Output the whole listing with nothing altered.

BEGIN THE DATA

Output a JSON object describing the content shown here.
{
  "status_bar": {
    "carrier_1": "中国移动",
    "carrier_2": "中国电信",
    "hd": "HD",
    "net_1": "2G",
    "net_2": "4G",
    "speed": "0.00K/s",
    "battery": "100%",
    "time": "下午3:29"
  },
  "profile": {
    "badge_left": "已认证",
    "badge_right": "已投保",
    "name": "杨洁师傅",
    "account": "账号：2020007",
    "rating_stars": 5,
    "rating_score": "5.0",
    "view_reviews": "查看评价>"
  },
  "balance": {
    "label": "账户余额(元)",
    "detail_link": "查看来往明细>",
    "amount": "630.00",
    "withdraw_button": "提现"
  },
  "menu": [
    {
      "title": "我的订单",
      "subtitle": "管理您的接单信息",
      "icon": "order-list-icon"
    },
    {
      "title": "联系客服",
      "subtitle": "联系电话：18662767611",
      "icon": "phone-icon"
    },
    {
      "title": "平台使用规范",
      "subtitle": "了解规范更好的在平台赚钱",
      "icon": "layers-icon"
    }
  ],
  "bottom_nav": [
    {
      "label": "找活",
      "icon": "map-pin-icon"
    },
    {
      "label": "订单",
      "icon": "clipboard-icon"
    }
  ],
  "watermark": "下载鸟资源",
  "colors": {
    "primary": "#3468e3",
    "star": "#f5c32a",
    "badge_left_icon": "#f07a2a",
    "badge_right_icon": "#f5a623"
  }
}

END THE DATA

EXERCISE OUTPUT:
Output a JSON object describing the content shown here.
{
  "status_bar": {
    "carrier_1": "中国移动",
    "carrier_2": "中国电信",
    "hd": "HD",
    "net_1": "2G",
    "net_2": "4G",
    "speed": "0.00K/s",
    "battery": "100%",
    "time": "下午3:29"
  },
  "profile": {
    "badge_left": "已认证",
    "badge_right": "已投保",
    "name": "杨洁师傅",
    "account": "账号：2020007",
    "rating_stars": 5,
    "rating_score": "5.0",
    "view_reviews": "查看评价>"
  },
  "balance": {
    "label": "账户余额(元)",
    "detail_link": "查看来往明细>",
    "amount": "630.00",
    "withdraw_button": "提现"
  },
  "menu": [
    {
      "title": "我的订单",
      "subtitle": "管理您的接单信息",
      "icon": "order-list-icon"
    },
    {
      "title": "联系客服",
      "subtitle": "联系电话：18662767611",
      "icon": "phone-icon"
    },
    {
      "title": "平台使用规范",
      "subtitle": "了解规范更好的在平台赚钱",
      "icon": "layers-icon"
    }
  ],
  "bottom_nav": [
    {
      "label": "找活",
      "icon": "map-pin-icon"
    },
    {
      "label": "订单",
      "icon": "clipboard-icon"
    }
  ],
  "watermark": "下载鸟资源",
  "colors": {
    "primary": "#3468e3",
    "star": "#f5c32a",
    "badge_left_icon": "#f07a2a",
    "badge_right_icon": "#f5a623"
  }
}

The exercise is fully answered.